A MUST FINAL EDITION TO THE ORIGINAL SIMS
As a series, The Sims is doing great. The game of domestic management has been expanded six times so far, at first simply with new toys and items. As the expansions have come our way, Maxis has stepped away from merely offering new furnishings in favor of adding different kinds gameplay culminating with the numerous job-related challenges in the recent Superstar pack. Maxis's seventh (and final) expansion for the game, Makin' Magic definitely furthers this trend but does so in a way that's slightly out of character with the rest of the series.
To be sure, there's a real fanciful element to even the most mundane aspects of The Sims. Abstractions aside, the series has generally held to a realistic (or real-esque) approach. With the addition of Makin' Magic, Maxis has added a healthy dose of fantasy to the otherwise mundane setting demonstrated in the rest of the series. Whether the subject matter it fits or not is purely a matter of taste, then. Whatever your feelings about turning your ordinary nine-to-fivers into witches and wizards, there's a strong sense of continuity in terms of the style and personality of the expansion.
After you load up Makin' Magic a mysterious man drops a package off on your Sims' front doors. This mystery package contains all you'll need to get started on a new "career" in magic. There's a wand charger, a charm maker, a handy portal to the game's new Magic Town and a few other goodies in the box. The game does a good job of orienting the player to these new items but, fittingly, you're left to discover some of the secrets on your own.
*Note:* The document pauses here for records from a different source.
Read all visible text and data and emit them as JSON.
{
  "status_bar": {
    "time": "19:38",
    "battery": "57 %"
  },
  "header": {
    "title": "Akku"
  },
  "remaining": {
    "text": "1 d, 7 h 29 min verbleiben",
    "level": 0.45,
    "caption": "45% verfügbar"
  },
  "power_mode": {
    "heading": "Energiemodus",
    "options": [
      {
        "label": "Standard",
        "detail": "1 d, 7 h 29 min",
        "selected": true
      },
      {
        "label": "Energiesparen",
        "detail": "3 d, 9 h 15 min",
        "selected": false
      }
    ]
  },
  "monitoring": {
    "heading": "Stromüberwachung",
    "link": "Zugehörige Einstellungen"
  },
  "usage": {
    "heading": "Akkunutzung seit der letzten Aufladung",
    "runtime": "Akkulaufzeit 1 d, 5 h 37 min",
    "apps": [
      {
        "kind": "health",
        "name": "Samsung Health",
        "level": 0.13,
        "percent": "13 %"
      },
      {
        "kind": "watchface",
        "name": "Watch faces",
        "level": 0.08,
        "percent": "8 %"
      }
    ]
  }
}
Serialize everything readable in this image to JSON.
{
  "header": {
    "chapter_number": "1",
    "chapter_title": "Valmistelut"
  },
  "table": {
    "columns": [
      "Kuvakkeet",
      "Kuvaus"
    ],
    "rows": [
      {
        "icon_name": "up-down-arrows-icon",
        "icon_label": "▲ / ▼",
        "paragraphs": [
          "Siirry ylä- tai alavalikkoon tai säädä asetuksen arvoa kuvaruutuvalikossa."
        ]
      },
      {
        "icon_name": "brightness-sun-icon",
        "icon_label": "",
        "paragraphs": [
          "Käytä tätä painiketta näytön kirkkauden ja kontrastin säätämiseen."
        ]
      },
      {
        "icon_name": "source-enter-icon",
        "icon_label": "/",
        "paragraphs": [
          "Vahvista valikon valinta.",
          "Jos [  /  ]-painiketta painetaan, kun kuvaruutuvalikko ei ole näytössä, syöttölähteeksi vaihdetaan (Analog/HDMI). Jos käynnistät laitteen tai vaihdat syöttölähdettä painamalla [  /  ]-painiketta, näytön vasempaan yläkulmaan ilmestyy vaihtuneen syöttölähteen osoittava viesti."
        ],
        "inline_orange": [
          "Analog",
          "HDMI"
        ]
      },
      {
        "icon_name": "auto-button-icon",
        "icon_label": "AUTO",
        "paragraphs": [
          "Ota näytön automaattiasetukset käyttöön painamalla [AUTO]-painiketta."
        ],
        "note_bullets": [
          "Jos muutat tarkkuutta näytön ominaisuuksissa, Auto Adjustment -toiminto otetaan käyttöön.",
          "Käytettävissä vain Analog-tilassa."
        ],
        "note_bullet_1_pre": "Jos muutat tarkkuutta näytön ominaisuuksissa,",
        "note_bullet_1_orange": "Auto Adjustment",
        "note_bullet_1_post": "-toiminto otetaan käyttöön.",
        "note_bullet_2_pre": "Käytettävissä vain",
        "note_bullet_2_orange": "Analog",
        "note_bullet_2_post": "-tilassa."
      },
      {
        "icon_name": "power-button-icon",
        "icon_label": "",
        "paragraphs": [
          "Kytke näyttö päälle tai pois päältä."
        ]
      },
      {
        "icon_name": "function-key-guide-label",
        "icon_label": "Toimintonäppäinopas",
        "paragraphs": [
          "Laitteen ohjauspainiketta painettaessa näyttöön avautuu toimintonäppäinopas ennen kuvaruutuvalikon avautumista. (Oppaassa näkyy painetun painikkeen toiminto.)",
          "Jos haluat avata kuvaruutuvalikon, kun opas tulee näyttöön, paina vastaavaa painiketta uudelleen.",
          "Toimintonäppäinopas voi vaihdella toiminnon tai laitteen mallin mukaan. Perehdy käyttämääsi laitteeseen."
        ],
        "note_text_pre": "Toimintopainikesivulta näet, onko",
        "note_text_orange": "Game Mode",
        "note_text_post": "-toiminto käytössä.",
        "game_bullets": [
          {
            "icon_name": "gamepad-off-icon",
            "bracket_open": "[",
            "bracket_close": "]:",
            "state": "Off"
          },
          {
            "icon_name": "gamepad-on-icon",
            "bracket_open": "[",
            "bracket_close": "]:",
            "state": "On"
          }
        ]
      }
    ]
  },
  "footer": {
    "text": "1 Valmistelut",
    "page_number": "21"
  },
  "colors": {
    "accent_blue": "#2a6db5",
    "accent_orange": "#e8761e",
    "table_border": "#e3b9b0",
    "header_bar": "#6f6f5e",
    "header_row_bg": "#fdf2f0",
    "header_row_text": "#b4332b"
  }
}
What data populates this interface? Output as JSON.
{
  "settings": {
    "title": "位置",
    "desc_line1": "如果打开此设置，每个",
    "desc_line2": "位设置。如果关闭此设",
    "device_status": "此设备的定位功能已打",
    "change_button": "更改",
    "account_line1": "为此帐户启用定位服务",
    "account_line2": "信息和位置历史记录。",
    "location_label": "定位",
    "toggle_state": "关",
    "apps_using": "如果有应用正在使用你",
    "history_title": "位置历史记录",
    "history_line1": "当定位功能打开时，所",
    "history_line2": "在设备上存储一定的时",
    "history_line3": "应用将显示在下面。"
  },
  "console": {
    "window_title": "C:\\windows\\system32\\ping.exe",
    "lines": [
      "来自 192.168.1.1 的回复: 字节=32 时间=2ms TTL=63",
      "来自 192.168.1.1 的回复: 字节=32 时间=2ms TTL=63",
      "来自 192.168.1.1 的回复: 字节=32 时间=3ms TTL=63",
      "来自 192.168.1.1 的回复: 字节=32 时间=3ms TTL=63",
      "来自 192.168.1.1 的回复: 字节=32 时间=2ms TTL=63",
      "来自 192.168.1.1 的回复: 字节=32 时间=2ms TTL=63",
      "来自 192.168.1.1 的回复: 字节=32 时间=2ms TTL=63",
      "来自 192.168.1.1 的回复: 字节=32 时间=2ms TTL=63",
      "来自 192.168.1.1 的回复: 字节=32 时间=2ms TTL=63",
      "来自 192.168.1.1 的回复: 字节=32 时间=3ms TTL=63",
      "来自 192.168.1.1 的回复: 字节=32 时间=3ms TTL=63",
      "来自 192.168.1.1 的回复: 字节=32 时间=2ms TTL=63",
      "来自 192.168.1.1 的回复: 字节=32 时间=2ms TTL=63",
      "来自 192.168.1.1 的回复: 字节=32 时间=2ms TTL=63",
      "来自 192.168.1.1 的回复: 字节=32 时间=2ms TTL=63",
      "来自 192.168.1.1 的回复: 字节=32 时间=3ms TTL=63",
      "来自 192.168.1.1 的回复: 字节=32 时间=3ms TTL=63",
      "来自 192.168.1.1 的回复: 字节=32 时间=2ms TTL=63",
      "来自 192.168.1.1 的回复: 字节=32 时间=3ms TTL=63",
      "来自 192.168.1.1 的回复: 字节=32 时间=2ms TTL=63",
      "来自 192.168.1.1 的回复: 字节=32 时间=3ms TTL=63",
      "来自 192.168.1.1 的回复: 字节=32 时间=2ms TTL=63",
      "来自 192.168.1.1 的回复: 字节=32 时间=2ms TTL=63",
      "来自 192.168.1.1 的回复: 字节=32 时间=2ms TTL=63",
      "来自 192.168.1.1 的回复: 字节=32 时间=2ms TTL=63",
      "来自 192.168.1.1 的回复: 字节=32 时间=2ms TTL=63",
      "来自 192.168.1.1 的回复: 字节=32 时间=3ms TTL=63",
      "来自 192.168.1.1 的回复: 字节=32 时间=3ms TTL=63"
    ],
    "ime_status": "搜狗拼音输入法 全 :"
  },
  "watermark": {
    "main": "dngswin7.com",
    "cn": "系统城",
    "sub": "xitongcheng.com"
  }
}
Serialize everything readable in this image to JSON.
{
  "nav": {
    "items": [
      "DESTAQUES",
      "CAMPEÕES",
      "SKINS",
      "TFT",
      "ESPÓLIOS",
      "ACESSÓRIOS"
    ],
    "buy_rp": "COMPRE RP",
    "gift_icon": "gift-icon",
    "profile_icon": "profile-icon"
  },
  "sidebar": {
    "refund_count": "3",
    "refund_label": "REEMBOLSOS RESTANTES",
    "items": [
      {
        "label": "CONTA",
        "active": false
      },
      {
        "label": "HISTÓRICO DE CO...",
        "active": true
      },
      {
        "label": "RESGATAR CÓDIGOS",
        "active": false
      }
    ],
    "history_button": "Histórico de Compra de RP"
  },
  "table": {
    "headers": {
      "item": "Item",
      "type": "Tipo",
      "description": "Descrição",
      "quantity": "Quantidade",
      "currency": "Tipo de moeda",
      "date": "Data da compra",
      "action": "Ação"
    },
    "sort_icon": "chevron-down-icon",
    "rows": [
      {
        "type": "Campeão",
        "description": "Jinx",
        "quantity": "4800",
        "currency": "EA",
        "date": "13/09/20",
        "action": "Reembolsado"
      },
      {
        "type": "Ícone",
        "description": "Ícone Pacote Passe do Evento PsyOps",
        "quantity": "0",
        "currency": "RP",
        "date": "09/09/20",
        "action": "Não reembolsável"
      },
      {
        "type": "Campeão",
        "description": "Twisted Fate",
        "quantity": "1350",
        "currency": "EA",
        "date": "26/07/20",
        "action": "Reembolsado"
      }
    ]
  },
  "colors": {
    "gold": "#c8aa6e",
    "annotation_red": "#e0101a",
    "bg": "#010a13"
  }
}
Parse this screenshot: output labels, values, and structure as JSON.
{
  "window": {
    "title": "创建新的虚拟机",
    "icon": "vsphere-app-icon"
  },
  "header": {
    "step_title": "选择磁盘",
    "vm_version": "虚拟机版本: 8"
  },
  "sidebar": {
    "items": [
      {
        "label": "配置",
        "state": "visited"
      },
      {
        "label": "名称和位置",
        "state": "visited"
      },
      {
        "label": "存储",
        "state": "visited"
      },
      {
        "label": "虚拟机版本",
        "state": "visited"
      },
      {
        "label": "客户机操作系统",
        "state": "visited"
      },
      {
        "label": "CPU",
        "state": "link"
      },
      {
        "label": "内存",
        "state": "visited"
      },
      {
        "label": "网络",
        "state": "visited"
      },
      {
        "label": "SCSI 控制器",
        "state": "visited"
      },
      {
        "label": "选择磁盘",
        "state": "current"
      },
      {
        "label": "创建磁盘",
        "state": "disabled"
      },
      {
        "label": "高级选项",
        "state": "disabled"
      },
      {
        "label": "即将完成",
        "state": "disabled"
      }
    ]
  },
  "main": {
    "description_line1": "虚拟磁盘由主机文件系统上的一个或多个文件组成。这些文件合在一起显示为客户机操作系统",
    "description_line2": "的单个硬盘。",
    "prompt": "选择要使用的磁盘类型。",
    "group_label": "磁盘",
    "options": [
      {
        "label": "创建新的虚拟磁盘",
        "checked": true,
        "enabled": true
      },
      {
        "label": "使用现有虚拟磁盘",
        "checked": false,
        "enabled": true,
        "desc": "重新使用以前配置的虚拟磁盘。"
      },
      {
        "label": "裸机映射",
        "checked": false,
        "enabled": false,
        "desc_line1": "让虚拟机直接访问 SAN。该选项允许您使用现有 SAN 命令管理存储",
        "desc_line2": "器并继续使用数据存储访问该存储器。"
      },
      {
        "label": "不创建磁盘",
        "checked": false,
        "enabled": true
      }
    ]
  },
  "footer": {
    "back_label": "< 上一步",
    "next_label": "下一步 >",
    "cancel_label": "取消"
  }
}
Magical ability is proportional to your Sim's skills. Before you start performing for the public, you might want to test your skills out at the handy magic practice table in the privacy of your own home. When you reach a stumbling block, a dialogue box will appear telling you that you need more of a certain skill. And if you find yourself falling short on logic, for instance, there's a new checkerboard object that lets you improve this skill.
The spells themselves offer a nice variety of effects. Some help you manage relationships. You can hypnotize a Sim into flirting with you, for instance, or even into proposing marriage. Other spells ease the burden of housework. Garden of Plenty takes care of all your plant upkeep. But you'll need to be careful when casting a spell. If you try to cast a spell on another magic-wielding denizen of the neighborhood, it may backfire on you. Likewise, if you cast a spell without honestly needing it, you run the risk of further troubles. Use a mood elevation spell when people are already content and they'll likely just pee themselves. See if that improves their mood.
Though later in the game you'll have lots of these sorts of spells to help keep your household running and your motives in the green, it's a real challenge to walk the path of magic. Things like the skeleton maid definitely help keep things running smoothly but it's still damned hard to balance the needs of your everyday life (cleaning, resting, working, etc.) with the significant time investment required to become a real magician. In combination with the excessive neediness of the Superstar path, this can make the game a real struggle. For some this is merely tedious, for others it's a compelling way to extend the life and challenge of the expansion.
You'll already have your hands full with the search for spell ingredients. The mystery box contains a book of sp